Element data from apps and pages
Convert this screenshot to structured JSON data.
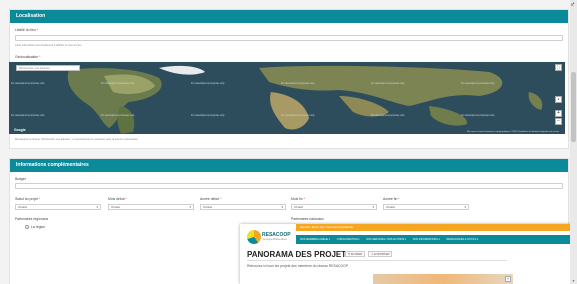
{
  "localisation": {
    "header": "Localisation",
    "libelle_label": "Libellé du lieu",
    "libelle_value": "",
    "libelle_help": "Cette information sera seulement à afficher le nom du lieu",
    "geo_label": "Géolocalisation",
    "map_search_placeholder": "Rechercher une adresse",
    "tile_text": "For development purposes only",
    "google": "Google",
    "map_footer": "Raccourcis clavier  Données cartographiques ©2023  Conditions d'utilisation  Signaler une erreur",
    "map_help": "Renseignez la champ \"Rechercher une adresse\", et repositionnez le marqueur avec la souris si nécessaire",
    "fullscreen_icon": "fullscreen-icon",
    "zoom_in": "+",
    "zoom_out": "−"
  },
  "infos": {
    "header": "Informations complémentaires",
    "budget_label": "Budget",
    "statut_label": "Statut du projet",
    "mois_debut_label": "Mois début",
    "annee_debut_label": "Année début",
    "mois_fin_label": "Mois fin",
    "annee_fin_label": "Année fin",
    "choose": "Choisir",
    "partenaires_regionaux_label": "Partenaires régionaux",
    "la_region_label": "La région",
    "partenaires_nationaux_label": "Partenaires nationaux"
  },
  "popup": {
    "top_bar": "Résoudre. Réunir. Agir. Coopération Internationale",
    "logo_text": "RESACOOP",
    "logo_sub": "Auvergne-Rhône-Alpes",
    "nav": [
      "NOS MEMBRES ADEGE ▾",
      "L'ORGANISATION ▾",
      "NOS SERVICES / NOS ACTIONS ▾",
      "NOS INFORMATIONS ▾",
      "RESSOURCES & OUTILS ▾"
    ],
    "title": "PANORAMA DES PROJETS",
    "filter_btn": "FILTRER",
    "export_btn": "EXPORTER",
    "text": "Retrouvez ici tous les projets des membres du réseau RESACOOP",
    "zoom_in": "+"
  },
  "colors": {
    "accent": "#0b8a9a",
    "orange": "#f5a623"
  }
}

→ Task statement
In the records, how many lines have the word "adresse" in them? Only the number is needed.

→ Result below
2